◆ **Provided material**:
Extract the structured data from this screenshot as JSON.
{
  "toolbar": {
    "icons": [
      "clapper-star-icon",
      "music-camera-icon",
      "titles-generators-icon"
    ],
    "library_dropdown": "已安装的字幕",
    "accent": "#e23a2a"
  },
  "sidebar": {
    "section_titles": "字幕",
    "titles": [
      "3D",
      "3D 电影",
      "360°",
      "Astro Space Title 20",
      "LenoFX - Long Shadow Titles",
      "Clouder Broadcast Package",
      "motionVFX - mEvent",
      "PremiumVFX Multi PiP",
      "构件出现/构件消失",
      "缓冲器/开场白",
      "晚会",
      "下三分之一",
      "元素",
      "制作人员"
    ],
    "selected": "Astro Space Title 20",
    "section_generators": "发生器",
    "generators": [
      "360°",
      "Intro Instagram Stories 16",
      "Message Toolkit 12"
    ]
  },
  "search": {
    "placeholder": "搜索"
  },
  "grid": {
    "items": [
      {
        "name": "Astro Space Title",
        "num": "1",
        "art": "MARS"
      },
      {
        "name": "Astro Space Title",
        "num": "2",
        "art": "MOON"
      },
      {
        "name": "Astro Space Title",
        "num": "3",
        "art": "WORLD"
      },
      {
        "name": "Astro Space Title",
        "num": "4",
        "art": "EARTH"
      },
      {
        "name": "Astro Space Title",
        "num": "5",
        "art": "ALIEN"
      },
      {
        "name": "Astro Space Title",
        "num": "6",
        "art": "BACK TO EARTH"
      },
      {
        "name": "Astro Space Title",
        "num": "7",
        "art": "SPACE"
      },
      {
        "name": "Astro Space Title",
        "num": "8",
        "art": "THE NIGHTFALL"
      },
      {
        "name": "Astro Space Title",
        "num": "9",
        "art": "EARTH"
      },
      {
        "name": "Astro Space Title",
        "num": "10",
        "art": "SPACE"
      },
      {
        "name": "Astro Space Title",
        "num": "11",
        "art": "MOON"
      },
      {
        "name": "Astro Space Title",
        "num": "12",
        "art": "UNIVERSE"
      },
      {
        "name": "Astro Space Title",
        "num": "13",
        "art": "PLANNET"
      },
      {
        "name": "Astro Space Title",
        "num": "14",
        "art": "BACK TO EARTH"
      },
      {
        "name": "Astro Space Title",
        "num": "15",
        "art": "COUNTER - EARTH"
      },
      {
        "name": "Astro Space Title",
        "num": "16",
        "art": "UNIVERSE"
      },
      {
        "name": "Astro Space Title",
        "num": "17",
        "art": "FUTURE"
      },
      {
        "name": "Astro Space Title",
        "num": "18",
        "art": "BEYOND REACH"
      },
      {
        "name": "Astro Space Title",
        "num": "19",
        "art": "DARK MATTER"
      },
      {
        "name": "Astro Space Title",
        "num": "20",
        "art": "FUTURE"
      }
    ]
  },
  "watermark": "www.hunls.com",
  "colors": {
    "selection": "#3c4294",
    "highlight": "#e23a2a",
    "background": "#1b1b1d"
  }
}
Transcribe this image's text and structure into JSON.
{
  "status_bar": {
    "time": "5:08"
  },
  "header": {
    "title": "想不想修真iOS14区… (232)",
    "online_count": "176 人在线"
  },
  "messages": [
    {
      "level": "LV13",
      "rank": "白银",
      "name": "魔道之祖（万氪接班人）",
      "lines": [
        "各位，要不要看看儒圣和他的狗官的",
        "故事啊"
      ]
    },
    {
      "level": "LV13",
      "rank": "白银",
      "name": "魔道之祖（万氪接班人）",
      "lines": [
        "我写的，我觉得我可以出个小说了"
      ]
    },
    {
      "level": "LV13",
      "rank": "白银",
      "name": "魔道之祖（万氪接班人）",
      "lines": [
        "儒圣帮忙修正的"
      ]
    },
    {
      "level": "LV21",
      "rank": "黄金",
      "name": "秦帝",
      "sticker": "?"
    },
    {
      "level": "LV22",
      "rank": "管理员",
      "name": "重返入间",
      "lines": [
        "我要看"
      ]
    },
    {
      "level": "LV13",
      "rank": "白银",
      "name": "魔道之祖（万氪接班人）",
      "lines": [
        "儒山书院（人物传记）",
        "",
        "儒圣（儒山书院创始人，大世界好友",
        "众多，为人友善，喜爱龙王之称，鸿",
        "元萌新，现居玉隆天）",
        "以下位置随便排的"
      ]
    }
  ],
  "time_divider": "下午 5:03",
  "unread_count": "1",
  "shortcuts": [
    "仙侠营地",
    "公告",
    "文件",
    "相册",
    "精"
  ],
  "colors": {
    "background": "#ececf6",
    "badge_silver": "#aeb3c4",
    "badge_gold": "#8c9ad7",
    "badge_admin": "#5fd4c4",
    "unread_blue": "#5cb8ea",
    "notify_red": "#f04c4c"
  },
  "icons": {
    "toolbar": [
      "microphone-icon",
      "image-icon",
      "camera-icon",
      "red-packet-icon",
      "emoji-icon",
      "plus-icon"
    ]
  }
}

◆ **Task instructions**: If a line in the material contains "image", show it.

◆ **Problem solution**:
Transcribe this image's text and structure into JSON.
      "image-icon",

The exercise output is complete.